2004 Denver Annual Meeting (November 7–10, 2004)

Paper No. 8
Presentation Time: 3:50 PM


KREATE, Michael P.1, HAYES, R. Scott1, BERTOG, Janet L.1 and BARTON, Hazel A.2, (1)Department of Physics and Geology, Northern Kentucky Univ, SC 204, Nunn Dr, Highland Heights, KY 41099, (2)Department of Biology, Northern Kentucky Univ, SC 204, Nunn Dr, Highland Heights, KY 41099, mkreate1@netzero.com

Due to the oligotrophic nature of cave environments, microorganisms have adapted to this starved environment by utilizing a number of different methods to fix carbon, generate energy and obtain nutrients. One such mechanism of energy produced is through oxidation and reduction of elements found within the bedrock matrix of the cave. Carlsbad cavern is a hypogenic cave system found in New Mexico that formed through sulfuric acid speleogenesis. The host rock comprises of the dolomitic Yates formation and the Capitan reef massif, which often had a calcitic speleogenic surface. Within this bedrock are numerous secondary elements, including iron, manganese, titanium, silica and other constituents of sedimentary minerals. Samples were taken from three locations within Carlsbad Cavern in relation to the local geology.

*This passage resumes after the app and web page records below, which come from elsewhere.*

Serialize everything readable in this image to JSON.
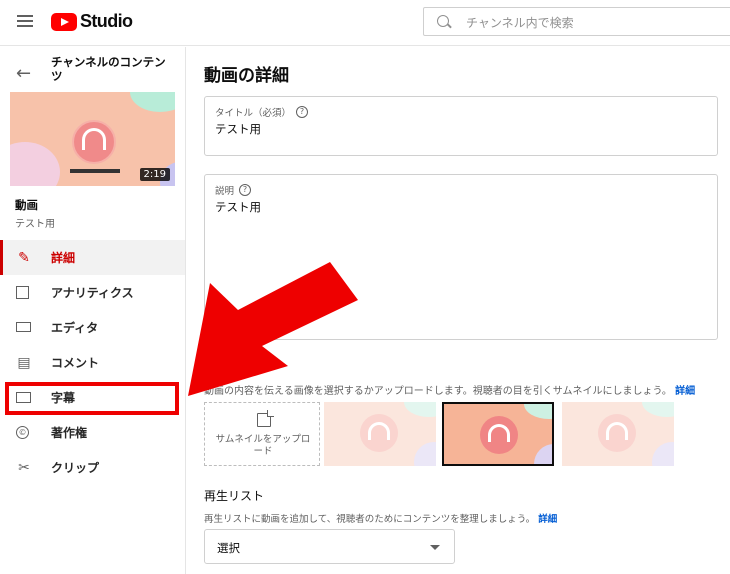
{
  "header": {
    "logo_text": "Studio",
    "search_placeholder": "チャンネル内で検索"
  },
  "sidebar": {
    "channel_title": "チャンネルのコンテンツ",
    "thumbnail_duration": "2:19",
    "video_label": "動画",
    "video_title": "テスト用",
    "items": [
      {
        "label": "詳細",
        "icon": "pencil-icon",
        "active": true
      },
      {
        "label": "アナリティクス",
        "icon": "analytics-icon",
        "active": false
      },
      {
        "label": "エディタ",
        "icon": "editor-icon",
        "active": false
      },
      {
        "label": "コメント",
        "icon": "comment-icon",
        "active": false
      },
      {
        "label": "字幕",
        "icon": "subtitles-icon",
        "active": false
      },
      {
        "label": "著作権",
        "icon": "copyright-icon",
        "active": false
      },
      {
        "label": "クリップ",
        "icon": "scissors-icon",
        "active": false
      }
    ]
  },
  "main": {
    "page_title": "動画の詳細",
    "title_field": {
      "label": "タイトル（必須）",
      "value": "テスト用"
    },
    "description_field": {
      "label": "説明",
      "value": "テスト用"
    },
    "thumbnail_description": "動画の内容を伝える画像を選択するかアップロードします。視聴者の目を引くサムネイルにしましょう。",
    "thumbnail_more": "詳細",
    "upload_thumbnail_label": "サムネイルをアップロード",
    "playlist": {
      "title": "再生リスト",
      "description": "再生リストに動画を追加して、視聴者のためにコンテンツを整理しましょう。",
      "more": "詳細",
      "select_value": "選択"
    }
  },
  "annotation": {
    "highlight_color": "#ee0000",
    "arrow_color": "#ee0000"
  }
}
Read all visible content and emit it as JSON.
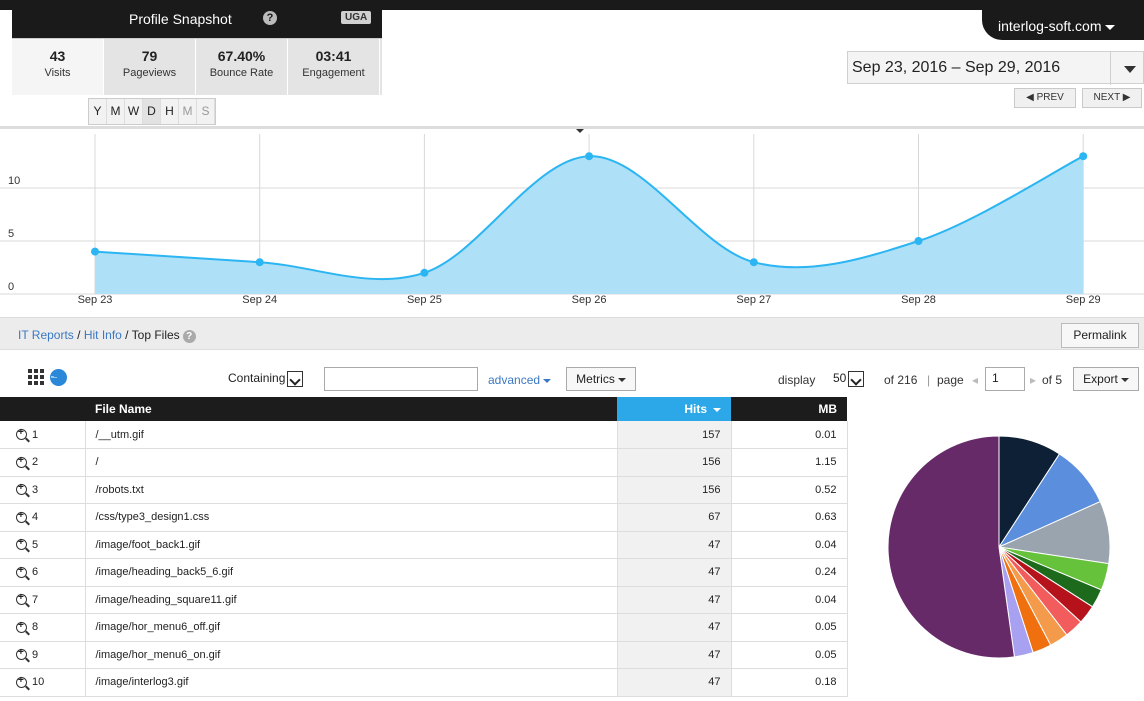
{
  "profile": {
    "title": "Profile Snapshot",
    "help_glyph": "?",
    "badge": "UGA",
    "metrics": [
      {
        "value": "43",
        "label": "Visits"
      },
      {
        "value": "79",
        "label": "Pageviews"
      },
      {
        "value": "67.40%",
        "label": "Bounce Rate"
      },
      {
        "value": "03:41",
        "label": "Engagement"
      }
    ],
    "granularity": [
      "Y",
      "M",
      "W",
      "D",
      "H",
      "M",
      "S"
    ]
  },
  "domain": "interlog-soft.com",
  "date_range": "Sep 23, 2016 – Sep 29, 2016",
  "nav": {
    "prev": "◀ PREV",
    "next": "NEXT ▶"
  },
  "chart_data": {
    "type": "area",
    "categories": [
      "Sep 23",
      "Sep 24",
      "Sep 25",
      "Sep 26",
      "Sep 27",
      "Sep 28",
      "Sep 29"
    ],
    "values": [
      4,
      3,
      2,
      13,
      3,
      5,
      13
    ],
    "ylim": [
      0,
      15
    ],
    "yticks": [
      "10",
      "5",
      "0"
    ],
    "grid": true,
    "color": "#2bb5f2"
  },
  "breadcrumb": {
    "items": [
      "IT Reports",
      "Hit Info"
    ],
    "sep": " / ",
    "current": "Top Files",
    "help_glyph": "?"
  },
  "permalink": "Permalink",
  "toolbar": {
    "filter_mode": "Containing",
    "advanced": "advanced",
    "metrics": "Metrics",
    "display_label": "display",
    "display_value": "50",
    "of_total": "of 216",
    "page_sep": "|",
    "page_label": "page",
    "page_value": "1",
    "of_pages": "of 5",
    "export": "Export"
  },
  "table": {
    "headers": {
      "name": "File Name",
      "hits": "Hits",
      "mb": "MB"
    },
    "rows": [
      {
        "idx": "1",
        "name": "/__utm.gif",
        "hits": "157",
        "mb": "0.01"
      },
      {
        "idx": "2",
        "name": "/",
        "hits": "156",
        "mb": "1.15"
      },
      {
        "idx": "3",
        "name": "/robots.txt",
        "hits": "156",
        "mb": "0.52"
      },
      {
        "idx": "4",
        "name": "/css/type3_design1.css",
        "hits": "67",
        "mb": "0.63"
      },
      {
        "idx": "5",
        "name": "/image/foot_back1.gif",
        "hits": "47",
        "mb": "0.04"
      },
      {
        "idx": "6",
        "name": "/image/heading_back5_6.gif",
        "hits": "47",
        "mb": "0.24"
      },
      {
        "idx": "7",
        "name": "/image/heading_square11.gif",
        "hits": "47",
        "mb": "0.04"
      },
      {
        "idx": "8",
        "name": "/image/hor_menu6_off.gif",
        "hits": "47",
        "mb": "0.05"
      },
      {
        "idx": "9",
        "name": "/image/hor_menu6_on.gif",
        "hits": "47",
        "mb": "0.05"
      },
      {
        "idx": "10",
        "name": "/image/interlog3.gif",
        "hits": "47",
        "mb": "0.18"
      }
    ]
  },
  "pie": {
    "values": [
      157,
      156,
      156,
      67,
      47,
      47,
      47,
      47,
      47,
      47,
      894
    ],
    "colors": [
      "#0d2035",
      "#5b8edc",
      "#9aa4ae",
      "#66c23a",
      "#1d6a1d",
      "#b5121b",
      "#f25c5c",
      "#f49b4b",
      "#f07010",
      "#a8a0f0",
      "#662a68"
    ]
  }
}
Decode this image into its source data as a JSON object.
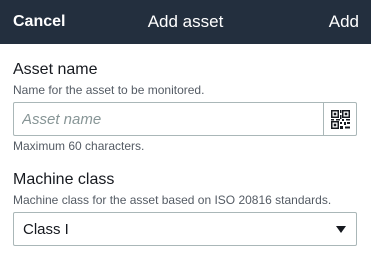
{
  "header": {
    "cancel_label": "Cancel",
    "title": "Add asset",
    "add_label": "Add",
    "background": "#232f3e"
  },
  "asset_name": {
    "label": "Asset name",
    "description": "Name for the asset to be monitored.",
    "placeholder": "Asset name",
    "value": "",
    "help_text": "Maximum 60 characters.",
    "scan_icon": "qr-code-icon"
  },
  "machine_class": {
    "label": "Machine class",
    "description": "Machine class for the asset based on ISO 20816 standards.",
    "selected": "Class I",
    "dropdown_icon": "caret-down-icon"
  }
}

These samples were subsequently broken down into three horizons (outer, middle and inner) corresponding to the relative position of the rock to the cave surface. The samples were subsequently analyzed for total organic content by liquid chromatography and mineralogical changes with the use of X-ray diffraction, scanning electron microscope with energy dispersive spectroscopy and Mossbauer Spectroscopy.

Our results suggest that higher levels of organic input into the cave system limits the amount of microbial mineral transformation, presumably due to the higher efficency of obtaining carbon and energy from organic versus inorganic processes. Subsequently, we have demonstrated higher microbial mineral transformations in a nutrient deprived environment, such as the oxidation of dolomite (MgCa(CO3)2) to release usable carbon dioxide (CO2), followed by subsequent formation of clays, and the oxidation of Fe(II) to Fe(III) or subsequent reduction to Fe(0) (elemental iron). Our results suggest that the relative levels of organic input into subterranean environments may have a profound impact on the ensuing geomicrobial processes taking place.